Ed has been active in the events of the Siletz Tribe his entire life. His first memory of dancing with his family was at the home of Johnny Williams when he was perhaps 7 years old. His father, Archie Ben, formed an American Indian dance group that performed all over the state, sometimes representing the Eagles Lodge of which Archie was a member. The lodge provided a truck or a trailer that could be used as a float.

The Ben family and other members of the Tribe often participated in the Loyalty Days Parade in Newport and many others, including the Albany Veteran’s Day parade in which one year they were awarded the Grand Marshal’s Award for their float, This Land is Our Land.

Ed served on the Tribal Council prior to Tribal Restoration. Always willing to speak for the people, Ed was one of a group that traveled to Washington, D.C., in 1976 at the invitation of the U.S. government to the Siletz Tribe. Other Tribes from the Northwest participated, including Warm Springs.

They were housed at Georgetown University and bused to the reflecting pool every day where they danced. His mom and dad, sister Shirley, brother Ray, Delores Pigsley, Pauline Ricks, Katherine Harrison and members of the Bell and Easter families were all there.

Years later, Ed and Alfred “Junior” Lane and four other WWII survivors were invited to return to Washington, D.C., to be part of the dedication of the WWII Memo rial. They were accompanied by Siletz Veterans Representative Tony Molina.

Over the last several years, Ed could be found many, many times dressed in full regalia, carrying the Eagle Staff and leading the Tribal Honor Guard at the opening of events, both Tribal and non-Tribal. His devoted wife Dolores, who passed away last year, accompanied him and was always nearby cheering him on. All three sons followed in the tradition to promote their Tribal heritage. Sadly, son Rod passed away in 2003.

Together, Ed and Dolores hand-crafted literally hundreds of beautiful dentalium necklaces that have been presented to performers at Chinook Winds Casino and dignitaries at various functions and awards. Fine full-dress regalia is among his many other creations.

Ed and Dolores are shown in this five generations photo with their sons
and some of their nine grandchildren, 17 great-grandchildren and three great-great grandchildren.

Ed has always been a strong voice for the Siletz Tribe, recounting the history in great detail. His amazing memory and ability to put voice to the struggles of the Siletz people have served as catalysts in not only enlightening the greater community, but also in reminding the younger generations of the history and the sacrifices of the previous generations.
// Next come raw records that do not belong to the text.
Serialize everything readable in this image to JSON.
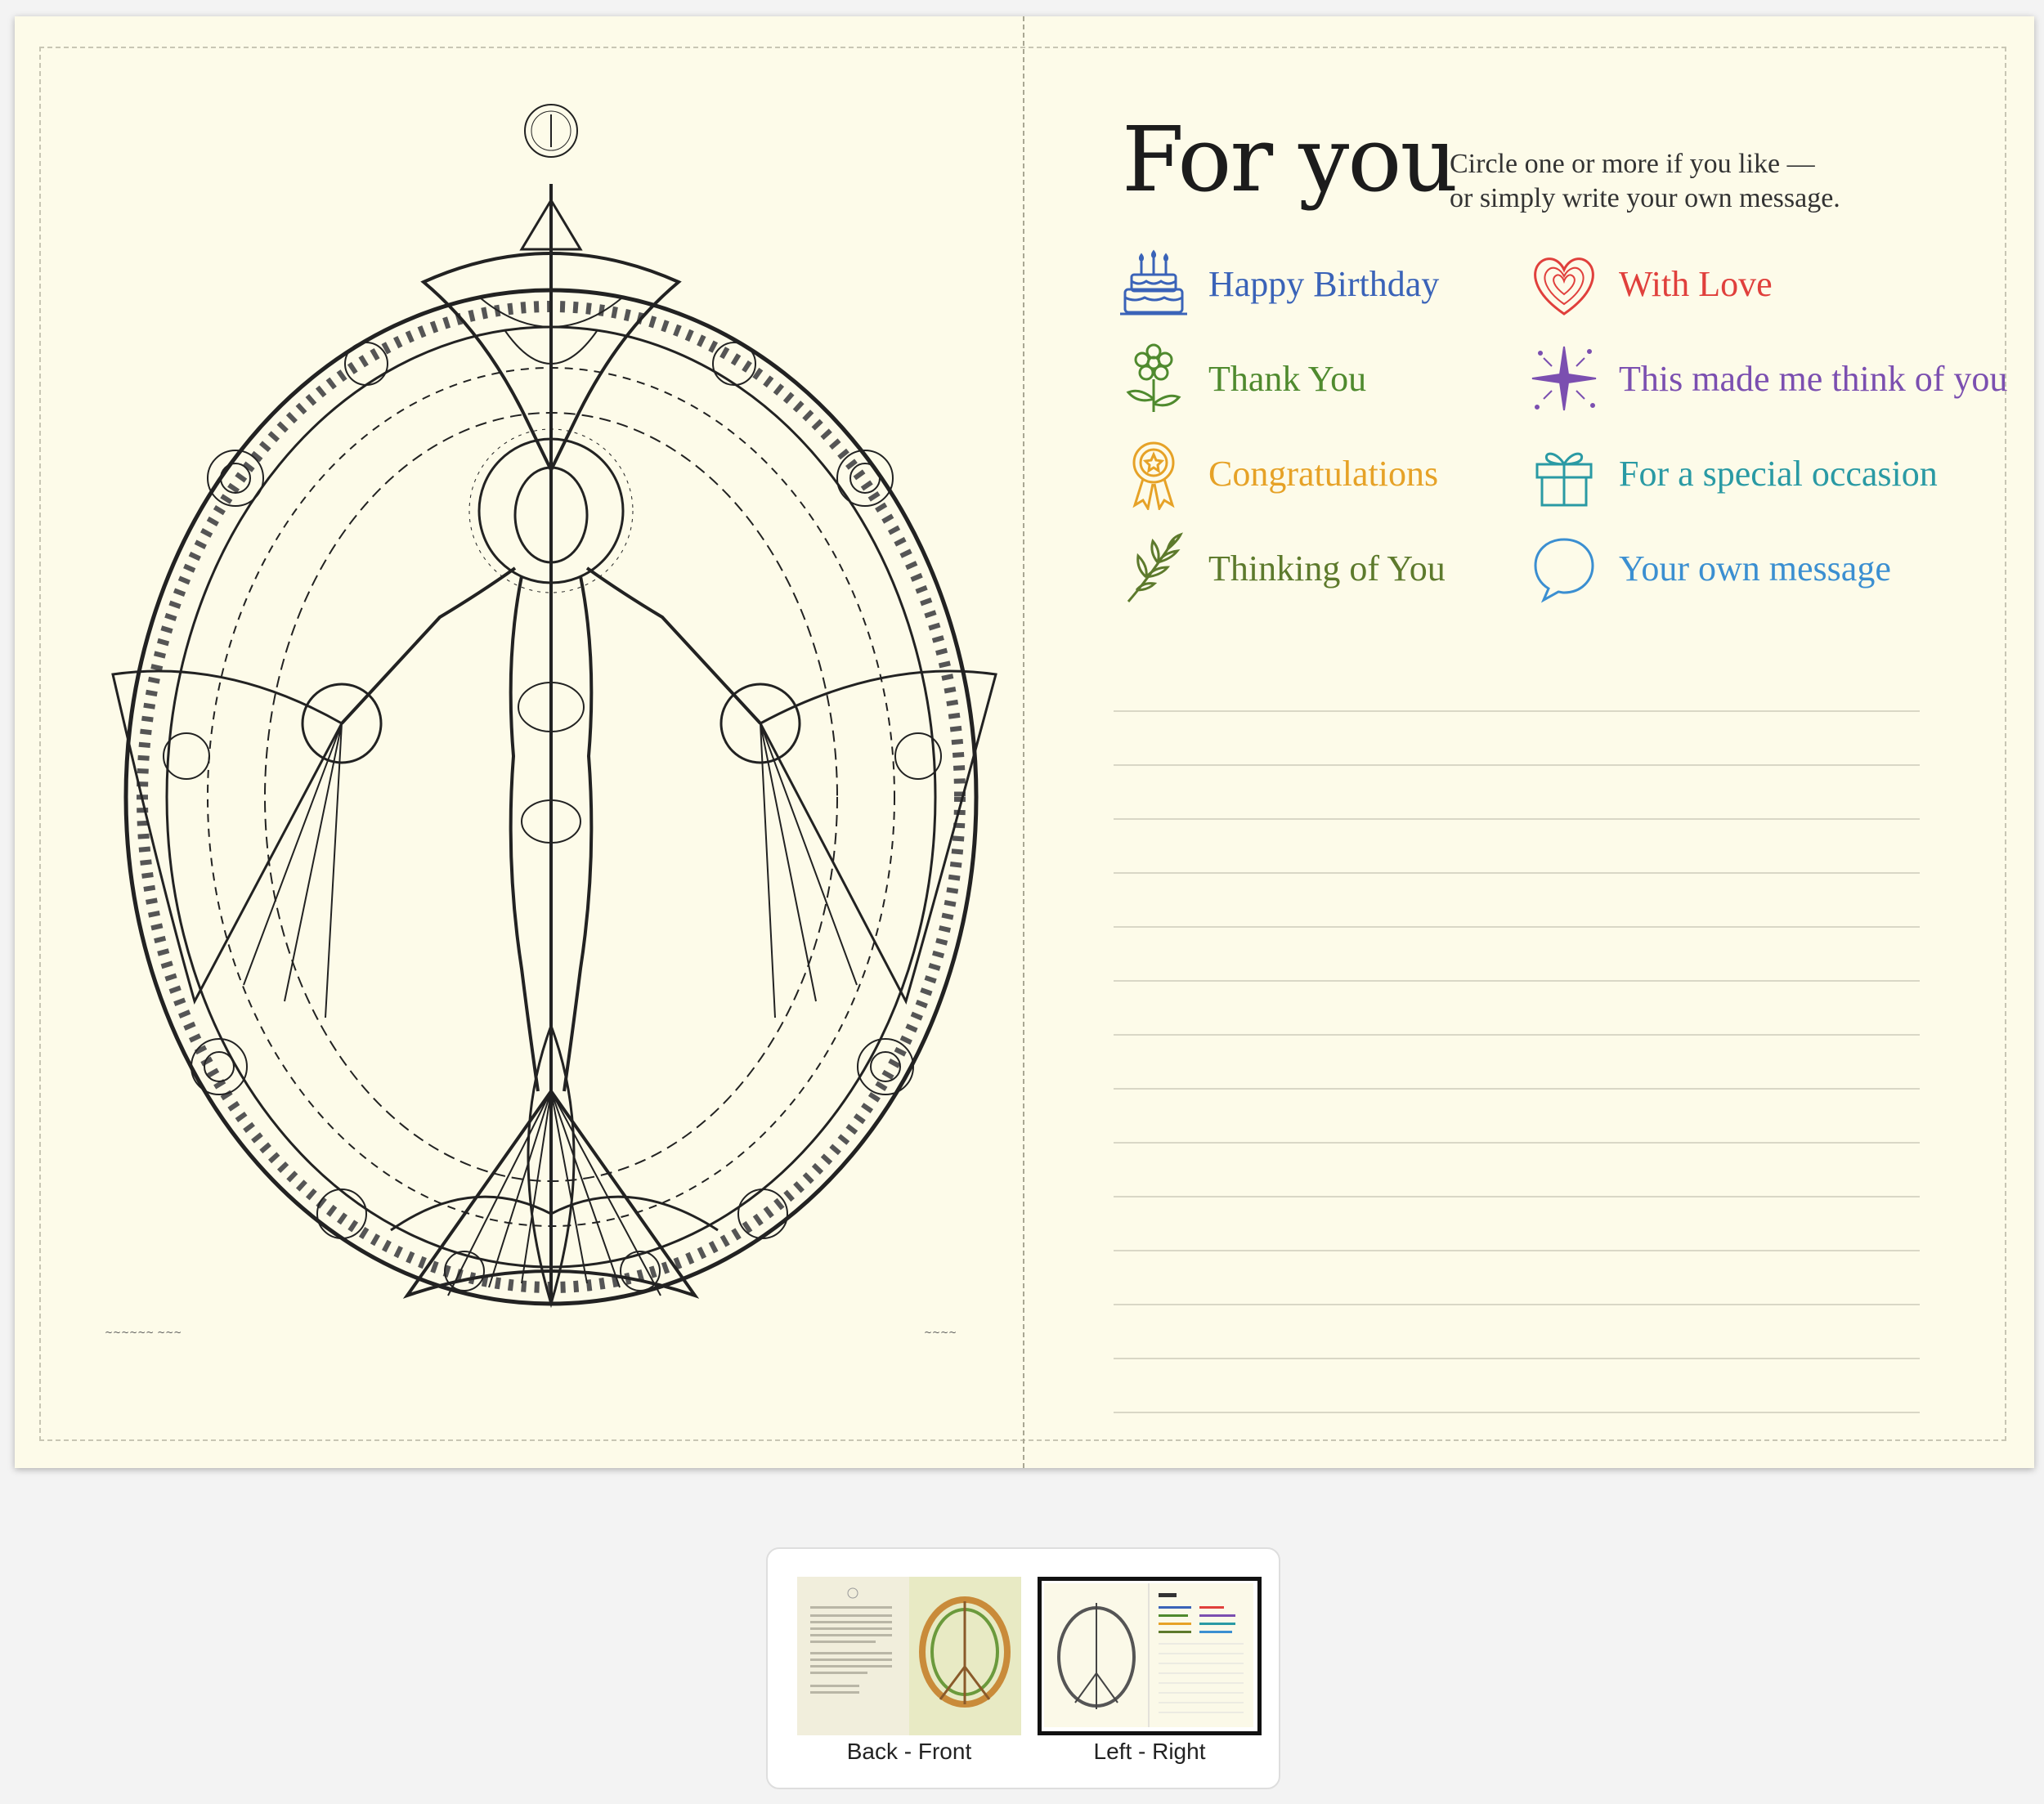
{
  "heading": "For you",
  "subheading_line1": "Circle one or more if you like —",
  "subheading_line2": "or simply write your own message.",
  "options": [
    {
      "label": "Happy Birthday",
      "icon": "birthday-cake-icon",
      "color": "#3a63b8"
    },
    {
      "label": "With Love",
      "icon": "heart-icon",
      "color": "#e0403c"
    },
    {
      "label": "Thank You",
      "icon": "flower-icon",
      "color": "#4f8a2e"
    },
    {
      "label": "This made me think of you",
      "icon": "sparkle-icon",
      "color": "#7b4fb0"
    },
    {
      "label": "Congratulations",
      "icon": "award-ribbon-icon",
      "color": "#e6a227"
    },
    {
      "label": "For a special occasion",
      "icon": "gift-icon",
      "color": "#2a9aa4"
    },
    {
      "label": "Thinking of You",
      "icon": "leafy-branch-icon",
      "color": "#5d7a2c"
    },
    {
      "label": "Your own message",
      "icon": "speech-bubble-icon",
      "color": "#3b8fd1"
    }
  ],
  "page_tabs": [
    {
      "label": "Back - Front",
      "selected": false
    },
    {
      "label": "Left - Right",
      "selected": true
    }
  ]
}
We can and have learned a great deal from him over the years, not just from his words, but also from his deeds.

I asked Ed what he would want to share with the younger generation, and he replied, “If you have the opportunity to go on to school, do it and do it to the best of your ability.”

Thanks, Ed, for all that you do.